**TRY IT:**
Out of all the lines below, count those with the word "title". Give the number only.

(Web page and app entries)
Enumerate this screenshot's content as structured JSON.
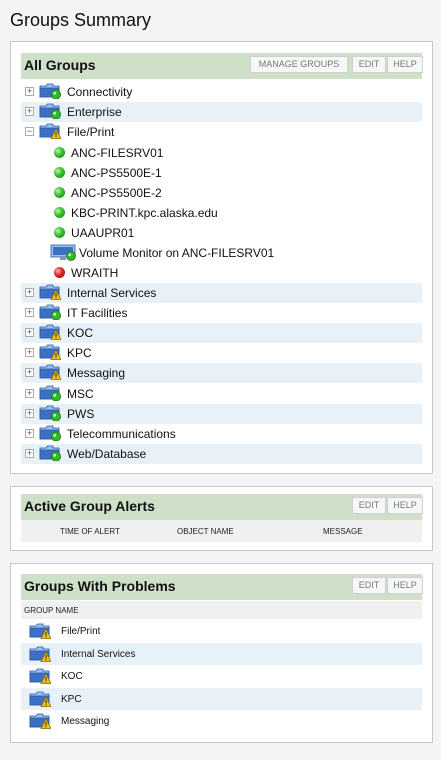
{
  "page": {
    "title": "Groups Summary"
  },
  "all_groups": {
    "title": "All Groups",
    "buttons": {
      "manage": "MANAGE GROUPS",
      "edit": "EDIT",
      "help": "HELP"
    },
    "groups": [
      {
        "label": "Connectivity",
        "status": "up"
      },
      {
        "label": "Enterprise",
        "status": "up"
      },
      {
        "label": "File/Print",
        "status": "warning",
        "expanded": true
      },
      {
        "label": "Internal Services",
        "status": "warning"
      },
      {
        "label": "IT Facilities",
        "status": "up"
      },
      {
        "label": "KOC",
        "status": "warning"
      },
      {
        "label": "KPC",
        "status": "warning"
      },
      {
        "label": "Messaging",
        "status": "warning"
      },
      {
        "label": "MSC",
        "status": "up"
      },
      {
        "label": "PWS",
        "status": "up"
      },
      {
        "label": "Telecommunications",
        "status": "up"
      },
      {
        "label": "Web/Database",
        "status": "up"
      }
    ],
    "fileprint_members": [
      {
        "label": "ANC-FILESRV01",
        "status": "up",
        "icon": "green-dot-icon"
      },
      {
        "label": "ANC-PS5500E-1",
        "status": "up",
        "icon": "green-dot-icon"
      },
      {
        "label": "ANC-PS5500E-2",
        "status": "up",
        "icon": "green-dot-icon"
      },
      {
        "label": "KBC-PRINT.kpc.alaska.edu",
        "status": "up",
        "icon": "green-dot-icon"
      },
      {
        "label": "UAAUPR01",
        "status": "up",
        "icon": "green-dot-icon"
      },
      {
        "label": "Volume Monitor on ANC-FILESRV01",
        "status": "up",
        "icon": "volume-monitor-icon"
      },
      {
        "label": "WRAITH",
        "status": "down",
        "icon": "red-dot-icon"
      }
    ]
  },
  "active_alerts": {
    "title": "Active Group Alerts",
    "buttons": {
      "edit": "EDIT",
      "help": "HELP"
    },
    "columns": [
      "TIME OF ALERT",
      "OBJECT NAME",
      "MESSAGE"
    ]
  },
  "problems": {
    "title": "Groups With Problems",
    "buttons": {
      "edit": "EDIT",
      "help": "HELP"
    },
    "column": "GROUP NAME",
    "items": [
      "File/Print",
      "Internal Services",
      "KOC",
      "KPC",
      "Messaging"
    ]
  },
  "colors": {
    "header_bg": "#cfe0c9",
    "alt_row": "#e8f0f8",
    "folder_blue": "#3d6fc4",
    "status_up": "#33c02a",
    "status_warning": "#f2c21a",
    "status_down": "#e02222"
  }
}
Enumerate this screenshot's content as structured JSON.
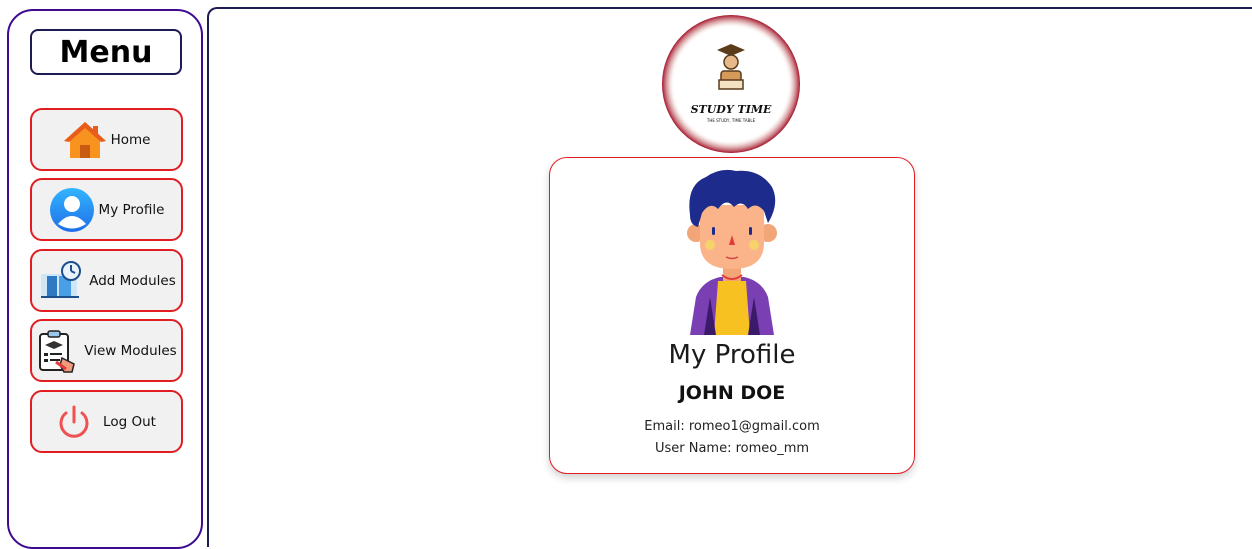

**WRITTEN REPLY:**
4